Without the images, output each record below as it stands.

Data records:
________________________

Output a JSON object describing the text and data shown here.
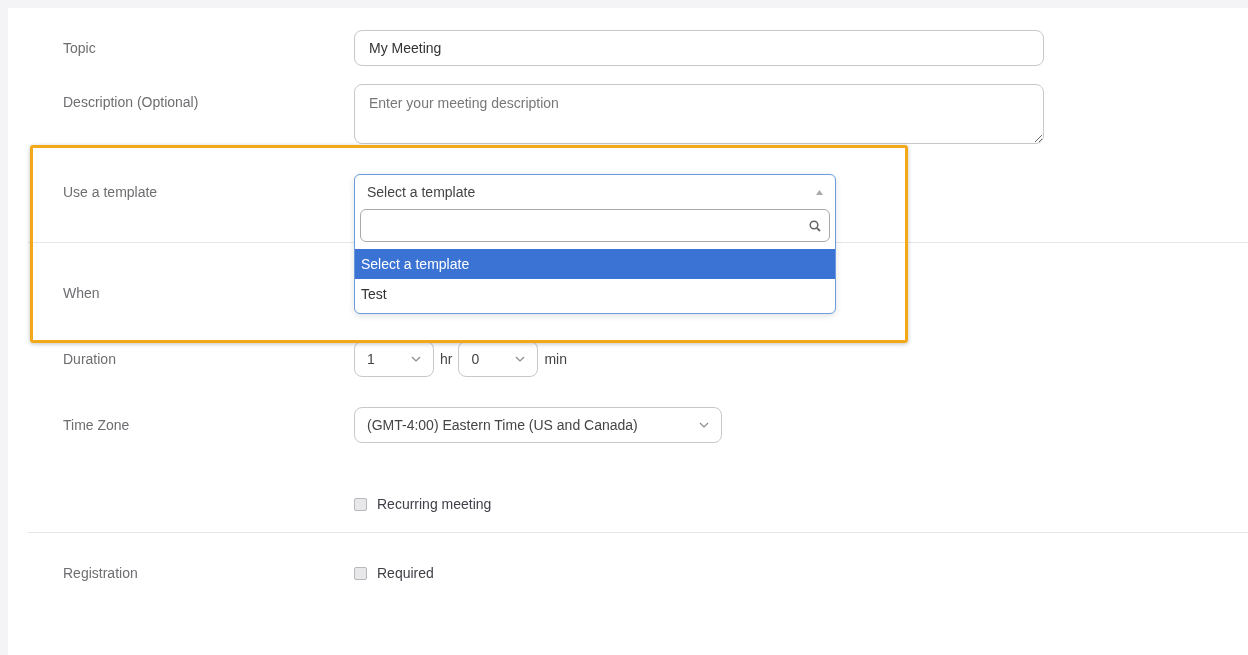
{
  "topic": {
    "label": "Topic",
    "value": "My Meeting"
  },
  "description": {
    "label": "Description (Optional)",
    "placeholder": "Enter your meeting description"
  },
  "template": {
    "label": "Use a template",
    "value": "Select a template",
    "expanded": true,
    "highlighted": true,
    "options": [
      {
        "label": "Select a template",
        "selected": true
      },
      {
        "label": "Test",
        "selected": false
      }
    ]
  },
  "when": {
    "label": "When"
  },
  "duration": {
    "label": "Duration",
    "hours": "1",
    "hours_unit": "hr",
    "minutes": "0",
    "minutes_unit": "min"
  },
  "time_zone": {
    "label": "Time Zone",
    "value": "(GMT-4:00) Eastern Time (US and Canada)"
  },
  "recurring": {
    "label": "Recurring meeting",
    "checked": false
  },
  "registration": {
    "label": "Registration",
    "option": "Required",
    "checked": false
  }
}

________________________

Response to the exercise:
Output a JSON object describing the text and data shown here.
{
  "topic": {
    "label": "Topic",
    "value": "My Meeting"
  },
  "description": {
    "label": "Description (Optional)",
    "placeholder": "Enter your meeting description"
  },
  "template": {
    "label": "Use a template",
    "value": "Select a template",
    "expanded": true,
    "highlighted": true,
    "options": [
      {
        "label": "Select a template",
        "selected": true
      },
      {
        "label": "Test",
        "selected": false
      }
    ]
  },
  "when": {
    "label": "When"
  },
  "duration": {
    "label": "Duration",
    "hours": "1",
    "hours_unit": "hr",
    "minutes": "0",
    "minutes_unit": "min"
  },
  "time_zone": {
    "label": "Time Zone",
    "value": "(GMT-4:00) Eastern Time (US and Canada)"
  },
  "recurring": {
    "label": "Recurring meeting",
    "checked": false
  },
  "registration": {
    "label": "Registration",
    "option": "Required",
    "checked": false
  }
}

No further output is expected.